At the state level, the virus continues its exponential growth in patients, setting a record Monday with nearly 700 new cases recorded. Butler County saw two new cases Monday, marking a second day decrease in new cases since the county saw 15 new cases Saturday.
While the statewide growth of the disease remains exponential, Sharon Watkins, an epidemiologist with the state Department of Health, said the success of social distancing would be most visible at the county or metropolitan area level.
“Although we're seeing some positive indicators, it's too early to say,” she added.
Wolf also addressed some concerns about how schools are to handle the continued closure. While some school districts — like Seneca Valley and Mars Area districts — continue with virtual education, many in the state, such as South Butler County School District, are not.
“We are working on a plan to make sure that we have a way to provide an education for the kids who are not getting an education for the next two months,” he said. “I think the hope is that we have that in place in the next few days, so that by the time we start next week we will have an alternative to brick-and-mortar schools.”
Although neighboring states including Maryland, New York and Ohio have implemented statewide stay-at-home orders, Pennsylvania has not yet implemented its own. Instead, the governor has moved county-by-county. Thus far, about 40 percent of the state's counties — and roughly 80 percent of its population — are under Wolf's mandate.
“The way we've done it in Pa. is to try to take a measured and balanced approach and say, OK, we are rolling this out in those counties where the county leadership have asked for it and there's a real need, there's an increase in the number of people getting sick, or an increased concern that people will get sick,” Wolf said. “I think the way Pennsylvania is doing it is the appropriate way.”

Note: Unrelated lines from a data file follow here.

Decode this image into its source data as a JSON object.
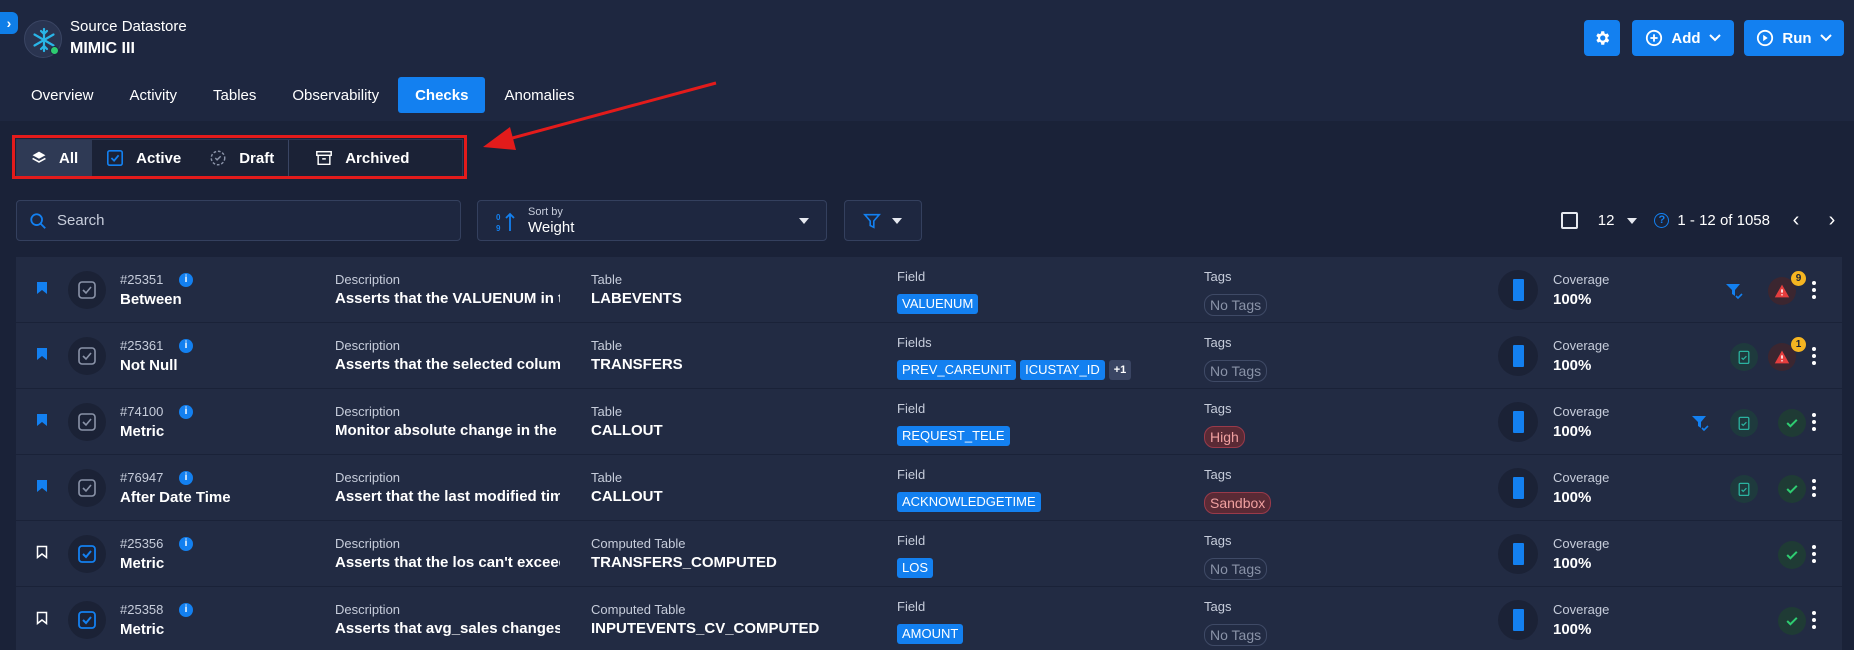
{
  "datastore": {
    "type": "Source Datastore",
    "name": "MIMIC III"
  },
  "header_buttons": {
    "add_label": "Add",
    "run_label": "Run"
  },
  "nav": {
    "tabs": [
      "Overview",
      "Activity",
      "Tables",
      "Observability",
      "Checks",
      "Anomalies"
    ],
    "active": "Checks"
  },
  "status_filter": {
    "all": "All",
    "active": "Active",
    "draft": "Draft",
    "archived": "Archived"
  },
  "search": {
    "placeholder": "Search"
  },
  "sort": {
    "label": "Sort by",
    "value": "Weight"
  },
  "pagination": {
    "per_page": "12",
    "range": "1 - 12 of 1058"
  },
  "colors": {
    "accent": "#1380f0",
    "background": "#1a2238",
    "row": "#222b43",
    "highlight": "#e31b1b"
  },
  "checks": [
    {
      "id": "#25351",
      "rule": "Between",
      "desc_label": "Description",
      "description": "Asserts that the VALUENUM in th...",
      "table_label": "Table",
      "table": "LABEVENTS",
      "field_label": "Field",
      "fields": [
        "VALUENUM"
      ],
      "tags_label": "Tags",
      "tag": "No Tags",
      "coverage_label": "Coverage",
      "coverage": "100%",
      "anomalies": "9"
    },
    {
      "id": "#25361",
      "rule": "Not Null",
      "desc_label": "Description",
      "description": "Asserts that the selected column...",
      "table_label": "Table",
      "table": "TRANSFERS",
      "field_label": "Fields",
      "fields": [
        "PREV_CAREUNIT",
        "ICUSTAY_ID",
        "+1"
      ],
      "tags_label": "Tags",
      "tag": "No Tags",
      "coverage_label": "Coverage",
      "coverage": "100%",
      "anomalies": "1"
    },
    {
      "id": "#74100",
      "rule": "Metric",
      "desc_label": "Description",
      "description": "Monitor absolute change in the m...",
      "table_label": "Table",
      "table": "CALLOUT",
      "field_label": "Field",
      "fields": [
        "REQUEST_TELE"
      ],
      "tags_label": "Tags",
      "tag": "High",
      "coverage_label": "Coverage",
      "coverage": "100%"
    },
    {
      "id": "#76947",
      "rule": "After Date Time",
      "desc_label": "Description",
      "description": "Assert that the last modified time...",
      "table_label": "Table",
      "table": "CALLOUT",
      "field_label": "Field",
      "fields": [
        "ACKNOWLEDGETIME"
      ],
      "tags_label": "Tags",
      "tag": "Sandbox",
      "coverage_label": "Coverage",
      "coverage": "100%"
    },
    {
      "id": "#25356",
      "rule": "Metric",
      "desc_label": "Description",
      "description": "Asserts that the los can't exceed t...",
      "table_label": "Computed Table",
      "table": "TRANSFERS_COMPUTED",
      "field_label": "Field",
      "fields": [
        "LOS"
      ],
      "tags_label": "Tags",
      "tag": "No Tags",
      "coverage_label": "Coverage",
      "coverage": "100%"
    },
    {
      "id": "#25358",
      "rule": "Metric",
      "desc_label": "Description",
      "description": "Asserts that avg_sales changes b...",
      "table_label": "Computed Table",
      "table": "INPUTEVENTS_CV_COMPUTED",
      "field_label": "Field",
      "fields": [
        "AMOUNT"
      ],
      "tags_label": "Tags",
      "tag": "No Tags",
      "coverage_label": "Coverage",
      "coverage": "100%"
    }
  ]
}
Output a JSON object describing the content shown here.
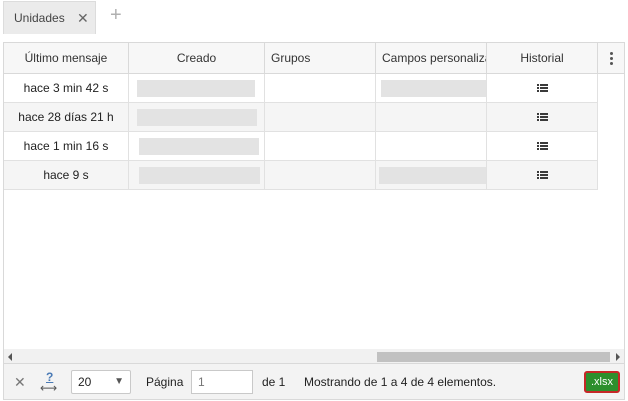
{
  "tab": {
    "label": "Unidades",
    "close": "✕",
    "add": "+"
  },
  "columns": [
    {
      "label": "Último mensaje"
    },
    {
      "label": "Creado"
    },
    {
      "label": "Grupos"
    },
    {
      "label": "Campos personalizados"
    },
    {
      "label": "Historial"
    }
  ],
  "rows": [
    {
      "last_message": "hace 3 min 42 s"
    },
    {
      "last_message": "hace 28 días 21 h"
    },
    {
      "last_message": "hace 1 min 16 s"
    },
    {
      "last_message": "hace 9 s"
    }
  ],
  "footer": {
    "page_size": "20",
    "page_label": "Página",
    "page_value": "1",
    "of_label": "de 1",
    "info": "Mostrando de 1 a 4 de 4 elementos.",
    "export_label": ".xlsx"
  },
  "colors": {
    "export_bg": "#2d8f2d",
    "export_border": "#c62828"
  }
}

Wolf did say, though, that he would not rule out the possibility of extending the order through the state if the order begins affecting a vast majority of counties.
“If that continues, then we always have the option of moving to a statewide stay-at-home order,” he said.